Ron Edwards

Hi Jonas,

I'm glad you resurrected this thread, because it reminded me of something that folks might be missing. Premise can either be content-driven or procedure-driven. When it comes to Hero Wars, both are available and people tend to mix them to taste.

Content first. There's a book, not exactly a novel, nor really a sourcebook. Greg Stafford wrote it a long time ago, before most of you li'l puckers were born (not before I was born, but not long after, either). It's called King of Dragon Pass and is currently available from Issaries. Most folks who are into Glorantha have read it carefully - well, you have to, it's written as a compilation from fictional sources and is necessarily dense and inconsistent as hell. But its main point is that Argrath's efforts to unify Dragon Pass against the Lunars actually fail, and that the cultures end up merging more than they end up warring (As one person put it, Argrath wins against the Lunars by becoming them), largely because the Old Gods are driven out of existence, and the world becomes mundane - the principles embodied by the gods now exist only as abstractions, only as elements of behavior, no longer as active entities.

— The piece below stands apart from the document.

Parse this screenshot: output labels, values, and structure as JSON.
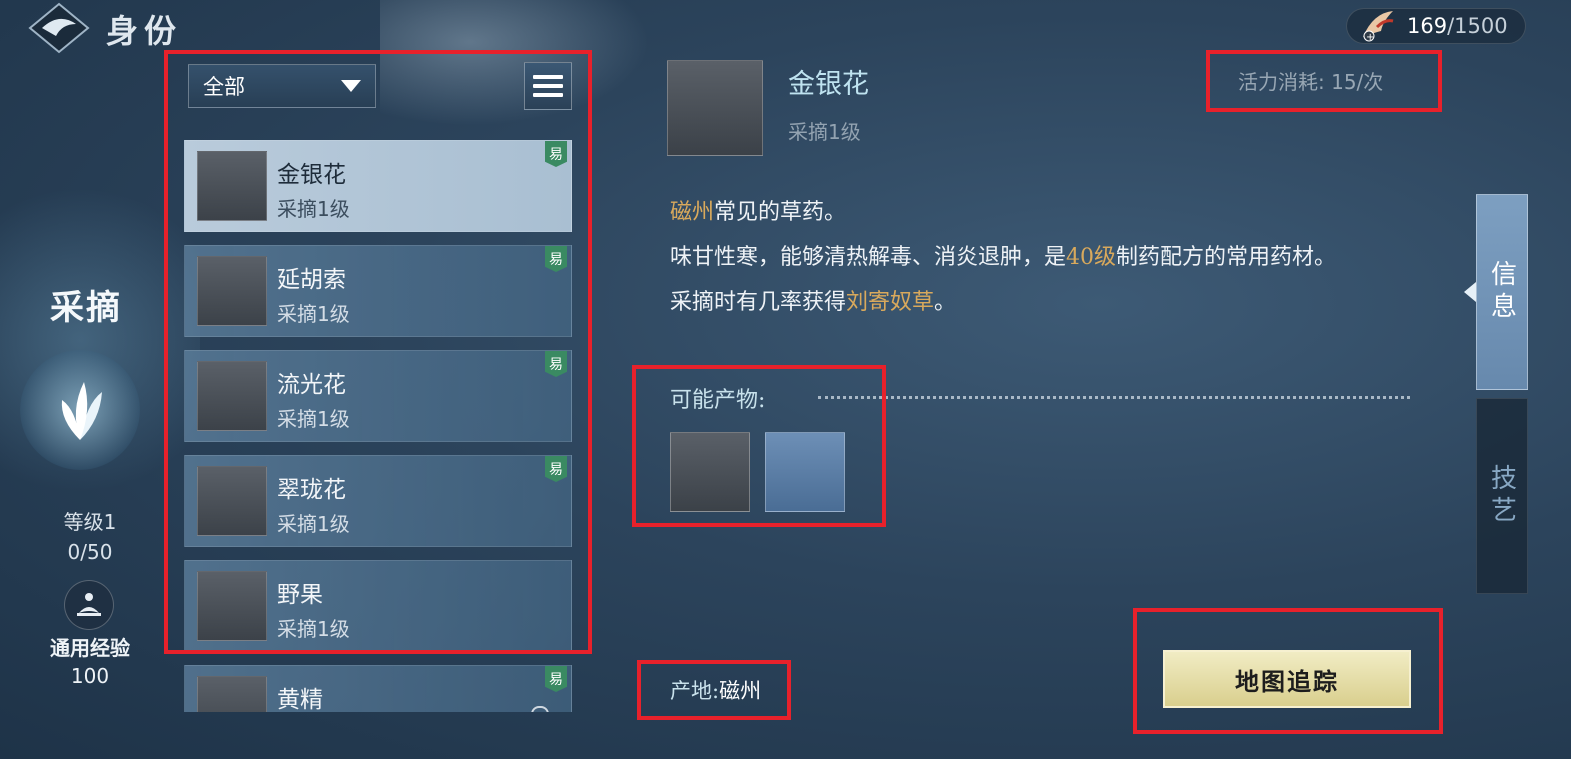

Now for procedure. The material in the Narrator's Guide (to be integrated, I think, into the single text of Hero Quest) is very explicit about forming Hero Bands and setting them up as political, moral, and magical entities, to the extent of creating your own godling. That's what happened in my game, by the way.

So I think the Sim-ish folks will do well to check out King of Dragon Pass if they want deep, dense, very freaky (and deliberately slightly-opaque) Glorantha stuff to get into.



The book is actually King of Sartar, and I referred to it in my post. King of Dragon Pass is the computer game. Which is also excellent, but has a different scale.

"Argrath's efforts to unify Dragon Pass against the Lunars actually fail, and that the cultures end up merging more than they end up warring"

Hmmm, in the sense that his DP allies aren't enough to do the job and he has to recruit new ones from the Lunar provinces he 'liberates', absolutely. And using Sheng Seleris. Actually, the parallell between Argrath and Arkat is becoming clearer and clearer.

"As one person put it, Argrath wins against the Lunars by becoming them"

Arkat and Gbaji all over again. :-)

As for what happens after the Hero Wars, I'd say that's sort of outside the scope of the story HW/HQ can tell.

On the subject of KoS, if the rulebook's tagline of "The Old World is Over... and what will you do?" leads to a setting-driven premise, the older book's "How One Man became a God" implies one focused on character. To play it in HW, it's more like "How a Bunch of People became Heroes", but I'd say the conflicts and issues are the same.

Heck, every chapter in the HW rules starts with a "The Hero Wars are between..." quote that can serve as a premise...